Integrate “breadcrumb” trails into the existing infrastructure to guide, educate, engage, and encourage health and well-being by getting (and keeping) people moving outside. Trails with demarcated stops for everything from fitness to quiet reflection can efficiently implemented with paint, vinyl and other low-tech, economical solutions. The trail approach is also an effective way to safely separate pedestrians from cyclists and scooters through use of colors and easily recognizable symbols.
Ensure visual efficiency, in both design and implementation, to ease the user experience and reduce clutter. Use symbols and pictograms and keep messages short and easy to understand.
Consider temporary add-ons or extensions that have specific uses, such as layers of communication that can be added/subtracted as necessary or conveyed via digital messaging as COVID-era rules and regulations may not apply over the long term. Incorporating the infrastructure now that can accommodate future events, whether planned or not, helps to save costs down the line.
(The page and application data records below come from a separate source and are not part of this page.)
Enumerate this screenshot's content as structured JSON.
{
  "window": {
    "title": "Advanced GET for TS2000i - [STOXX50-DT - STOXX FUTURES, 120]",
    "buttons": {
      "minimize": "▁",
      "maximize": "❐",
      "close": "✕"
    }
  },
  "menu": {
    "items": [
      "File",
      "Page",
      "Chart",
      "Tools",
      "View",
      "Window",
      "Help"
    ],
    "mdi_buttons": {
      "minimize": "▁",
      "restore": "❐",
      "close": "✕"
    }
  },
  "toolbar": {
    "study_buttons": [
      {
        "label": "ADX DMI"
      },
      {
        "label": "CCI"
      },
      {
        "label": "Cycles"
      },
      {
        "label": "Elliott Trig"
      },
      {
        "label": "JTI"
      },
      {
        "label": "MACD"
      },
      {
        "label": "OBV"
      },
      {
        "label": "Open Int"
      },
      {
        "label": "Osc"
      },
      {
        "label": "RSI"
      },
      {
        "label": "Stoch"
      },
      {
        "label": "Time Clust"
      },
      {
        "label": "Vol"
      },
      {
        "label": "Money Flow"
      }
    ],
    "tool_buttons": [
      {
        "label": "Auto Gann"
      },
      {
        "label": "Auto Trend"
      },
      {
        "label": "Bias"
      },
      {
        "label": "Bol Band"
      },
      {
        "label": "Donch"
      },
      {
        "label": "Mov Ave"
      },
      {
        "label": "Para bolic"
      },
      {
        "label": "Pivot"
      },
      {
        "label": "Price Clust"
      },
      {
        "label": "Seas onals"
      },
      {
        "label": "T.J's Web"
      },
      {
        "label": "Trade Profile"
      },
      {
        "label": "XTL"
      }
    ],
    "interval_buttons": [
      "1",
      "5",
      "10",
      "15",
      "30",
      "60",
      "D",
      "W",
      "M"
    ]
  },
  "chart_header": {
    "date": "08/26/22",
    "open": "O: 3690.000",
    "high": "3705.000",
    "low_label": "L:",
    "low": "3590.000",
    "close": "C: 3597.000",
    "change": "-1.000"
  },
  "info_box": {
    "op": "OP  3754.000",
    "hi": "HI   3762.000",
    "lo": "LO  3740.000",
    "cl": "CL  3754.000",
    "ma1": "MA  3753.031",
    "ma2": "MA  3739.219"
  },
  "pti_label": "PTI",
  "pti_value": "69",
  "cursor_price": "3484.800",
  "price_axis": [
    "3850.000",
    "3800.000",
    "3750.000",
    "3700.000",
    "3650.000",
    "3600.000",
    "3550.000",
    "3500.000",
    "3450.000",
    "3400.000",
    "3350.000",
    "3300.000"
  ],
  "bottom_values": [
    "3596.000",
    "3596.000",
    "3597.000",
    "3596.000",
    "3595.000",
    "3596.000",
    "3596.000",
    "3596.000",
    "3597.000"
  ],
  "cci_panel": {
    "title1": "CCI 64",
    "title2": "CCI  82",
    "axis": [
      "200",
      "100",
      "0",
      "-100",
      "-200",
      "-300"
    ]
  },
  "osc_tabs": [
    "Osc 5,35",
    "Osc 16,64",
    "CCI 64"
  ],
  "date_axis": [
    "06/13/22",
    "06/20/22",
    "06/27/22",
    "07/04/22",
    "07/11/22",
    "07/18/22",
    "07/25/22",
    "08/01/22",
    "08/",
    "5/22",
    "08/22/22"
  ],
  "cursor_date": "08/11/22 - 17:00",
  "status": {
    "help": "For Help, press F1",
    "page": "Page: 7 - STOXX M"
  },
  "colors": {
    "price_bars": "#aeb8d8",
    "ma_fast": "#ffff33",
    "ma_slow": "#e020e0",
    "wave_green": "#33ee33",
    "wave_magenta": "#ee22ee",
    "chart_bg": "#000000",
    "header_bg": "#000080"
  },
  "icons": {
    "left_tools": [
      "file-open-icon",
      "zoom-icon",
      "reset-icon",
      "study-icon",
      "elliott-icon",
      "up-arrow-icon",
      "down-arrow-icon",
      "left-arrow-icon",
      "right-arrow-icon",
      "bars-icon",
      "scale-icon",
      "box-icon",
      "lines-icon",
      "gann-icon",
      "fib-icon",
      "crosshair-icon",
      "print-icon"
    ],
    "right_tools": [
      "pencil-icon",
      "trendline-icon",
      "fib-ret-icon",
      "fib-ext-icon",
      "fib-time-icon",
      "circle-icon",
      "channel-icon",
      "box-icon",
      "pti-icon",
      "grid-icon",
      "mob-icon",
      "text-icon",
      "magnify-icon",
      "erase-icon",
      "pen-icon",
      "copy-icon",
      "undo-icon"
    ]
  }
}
As difficult as it may seem in these unprecedented times, it’s important to remain positive, focus on what we have now and what will have again. Encouraging people to use, enjoy and relax in their public spaces rather than emphasizing public space restrictions and rules can lead to increased stewardship and pride in people’s neighborhoods and parks. We also must be inclusive, and work with our clients and civic leaders to bring these design principles into both well-traveled and under-served communities. Together, we can have a long-lasting positive influence on people’s experience of the public realm.
Cheri Devlin is a Senior Project Director with Altitude Design Office based out of Santa Monica, CA. With nearly 30 years of experience, Cheri has led complex signage and graphics programs for public and private places, including District NoHo, City of Hope, the City of Santa Monica, the City of West Hollywood and Union Station.